→ Work to be completed:
Whenever a line below holds the word "成績站設計", copy that line.

------------------------------

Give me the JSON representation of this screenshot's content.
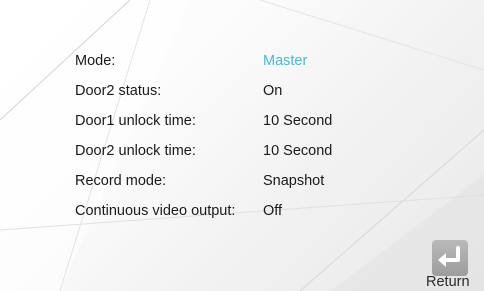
{
  "settings": [
    {
      "label": "Mode:",
      "value": "Master"
    },
    {
      "label": "Door2 status:",
      "value": "On"
    },
    {
      "label": "Door1 unlock time:",
      "value": "10 Second"
    },
    {
      "label": "Door2 unlock time:",
      "value": "10 Second"
    },
    {
      "label": "Record mode:",
      "value": "Snapshot"
    },
    {
      "label": "Continuous video output:",
      "value": "Off"
    }
  ],
  "selected_value_color": "#4cb6db",
  "return_button": {
    "label": "Return",
    "icon": "return-arrow-icon"
  }
}
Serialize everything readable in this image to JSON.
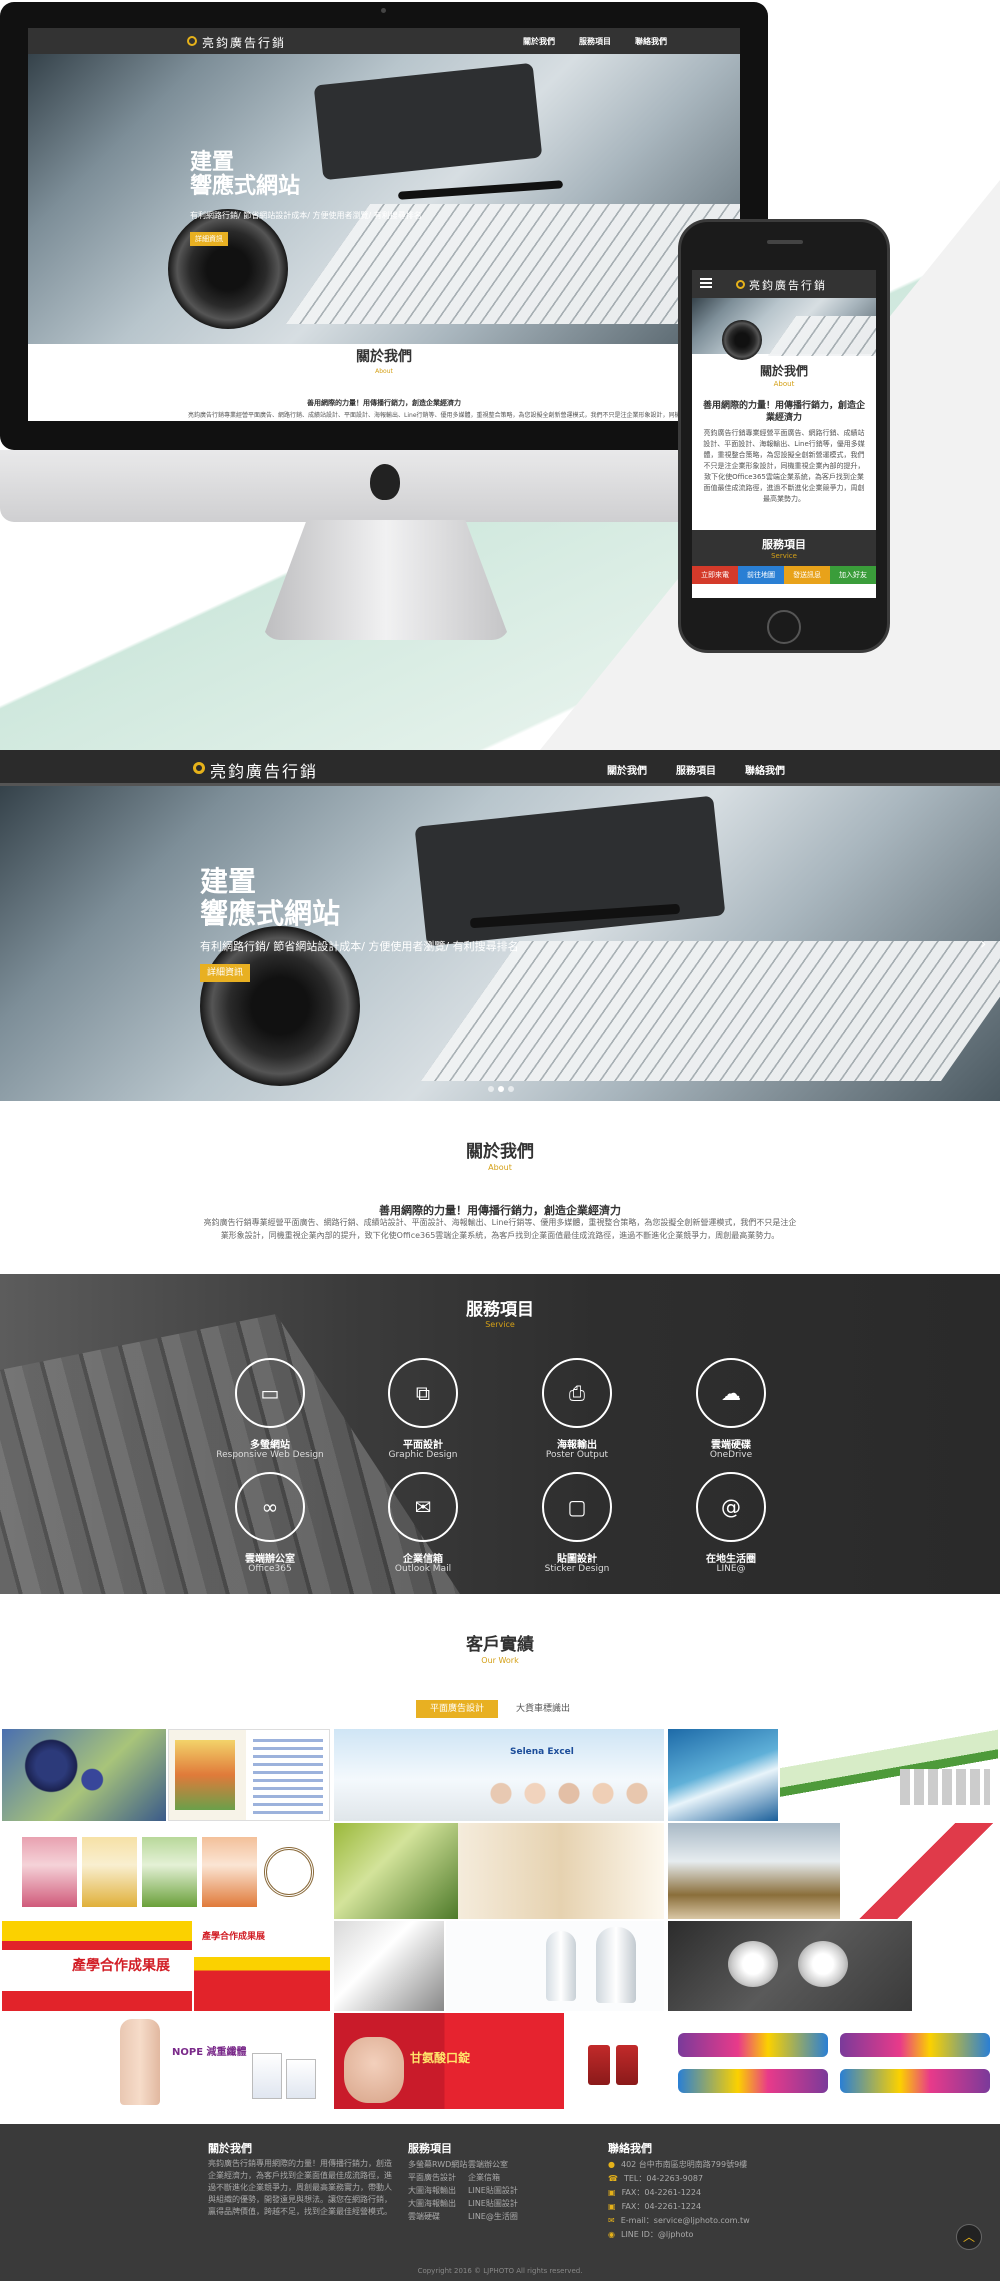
{
  "brand": {
    "name": "亮鈞廣告行銷"
  },
  "nav": {
    "items": [
      "關於我們",
      "服務項目",
      "聯絡我們"
    ]
  },
  "hero": {
    "title_line1": "建置",
    "title_line2": "響應式網站",
    "subtitle": "有利網路行銷/ 節省網站設計成本/ 方便使用者瀏覽/ 有利搜尋排名",
    "button": "詳細資訊"
  },
  "about": {
    "title": "關於我們",
    "en": "About",
    "headline": "善用網際的力量！用傳播行銷力，創造企業經濟力",
    "body": "亮鈞廣告行銷專業經營平面廣告、網路行銷、成績站設計、平面設計、海報輸出、Line行銷等、優用多媒體，重視整合策略，為您設擬全創新營運模式，我們不只是注企業形象設計，同機重視企業內部的提升，致下化使Office365雲端企業系統，為客戶找到企業面值最佳成流路徑，進過不斷進化企業競爭力，周創最高業勢力。"
  },
  "mobile": {
    "about_title": "關於我們",
    "about_en": "About",
    "headline": "善用網際的力量！用傳播行銷力，創造企業經濟力",
    "body": "亮鈞廣告行銷專業經營平面廣告、網路行銷、成績站設計、平面設計、海報輸出、Line行銷等，優用多媒體，重視整合策略，為您設擬全創新營運模式，我們不只是注企業形象設計，同機重視企業內部的提升，致下化使Office365雲端企業系統，為客戶找到企業面值最佳成流路徑，進過不斷進化企業競爭力，周創最高業勢力。",
    "services_title": "服務項目",
    "services_en": "Service",
    "buttons": [
      "立即來電",
      "前往地圖",
      "發送訊息",
      "加入好友"
    ]
  },
  "services": {
    "title": "服務項目",
    "en": "Service",
    "items": [
      {
        "icon": "monitor-icon",
        "title": "多螢網站",
        "en": "Responsive Web Design"
      },
      {
        "icon": "design-icon",
        "title": "平面設計",
        "en": "Graphic Design"
      },
      {
        "icon": "printer-icon",
        "title": "海報輸出",
        "en": "Poster Output"
      },
      {
        "icon": "cloud-icon",
        "title": "雲端硬碟",
        "en": "OneDrive"
      },
      {
        "icon": "link-icon",
        "title": "雲端辦公室",
        "en": "Office365"
      },
      {
        "icon": "mail-icon",
        "title": "企業信箱",
        "en": "Outlook Mail"
      },
      {
        "icon": "sticker-icon",
        "title": "貼圖設計",
        "en": "Sticker Design"
      },
      {
        "icon": "at-icon",
        "title": "在地生活圈",
        "en": "LINE@"
      }
    ]
  },
  "works": {
    "title": "客戶實績",
    "en": "Our Work",
    "filters": [
      "平面廣告設計",
      "大貨車標識出"
    ],
    "tile_texts": {
      "t3": "Selena Excel",
      "t9": "產學合作成果展",
      "t10": "產學合作成果展",
      "t14": "NOPE 減重纖體",
      "t16": "甘氨酸口錠"
    }
  },
  "footer": {
    "about_title": "關於我們",
    "about_text": "亮鈞廣告行銷專用網際的力量！用傳播行銷力，創造企業經濟力，為客戶找到企業面值最佳成流路徑，進過不斷進化企業競爭力，周創最高業務實力，帶動人與組織的優勢，開發遠見與想法。讓您在網路行銷，贏得品牌價值，跨越不足，找到企業最佳經營模式。",
    "services_title": "服務項目",
    "services_col1": [
      "多螢幕RWD網站",
      "平面廣告設計",
      "大圖海報輸出",
      "大圖海報輸出",
      "雲端硬碟"
    ],
    "services_col2": [
      "雲端辦公室",
      "企業信箱",
      "LINE貼圖設計",
      "LINE貼圖設計",
      "LINE@生活圈"
    ],
    "contact_title": "聯絡我們",
    "contact": [
      {
        "icon": "pin-icon",
        "text": "402 台中市南區忠明南路799號9樓"
      },
      {
        "icon": "phone-icon",
        "text": "TEL：04-2263-9087"
      },
      {
        "icon": "fax-icon",
        "text": "FAX：04-2261-1224"
      },
      {
        "icon": "fax-icon",
        "text": "FAX：04-2261-1224"
      },
      {
        "icon": "mail-icon",
        "text": "E-mail：service@ljphoto.com.tw"
      },
      {
        "icon": "line-icon",
        "text": "LINE ID：@ljphoto"
      }
    ],
    "copyright": "Copyright 2016 © LJPHOTO All rights reserved."
  },
  "colors": {
    "accent": "#e6b21a",
    "dark": "#2b2b2b",
    "green": "#3a9d3a",
    "blue": "#2a7fd4",
    "red": "#d43a2a"
  }
}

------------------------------

→ Exercise result:
    "body": "亮鈞廣告行銷專業經營平面廣告、網路行銷、成績站設計、平面設計、海報輸出、Line行銷等、優用多媒體，重視整合策略，為您設擬全創新營運模式，我們不只是注企業形象設計，同機重視企業內部的提升，致下化使Office365雲端企業系統，為客戶找到企業面值最佳成流路徑，進過不斷進化企業競爭力，周創最高業勢力。"
    "body": "亮鈞廣告行銷專業經營平面廣告、網路行銷、成績站設計、平面設計、海報輸出、Line行銷等，優用多媒體，重視整合策略，為您設擬全創新營運模式，我們不只是注企業形象設計，同機重視企業內部的提升，致下化使Office365雲端企業系統，為客戶找到企業面值最佳成流路徑，進過不斷進化企業競爭力，周創最高業勢力。",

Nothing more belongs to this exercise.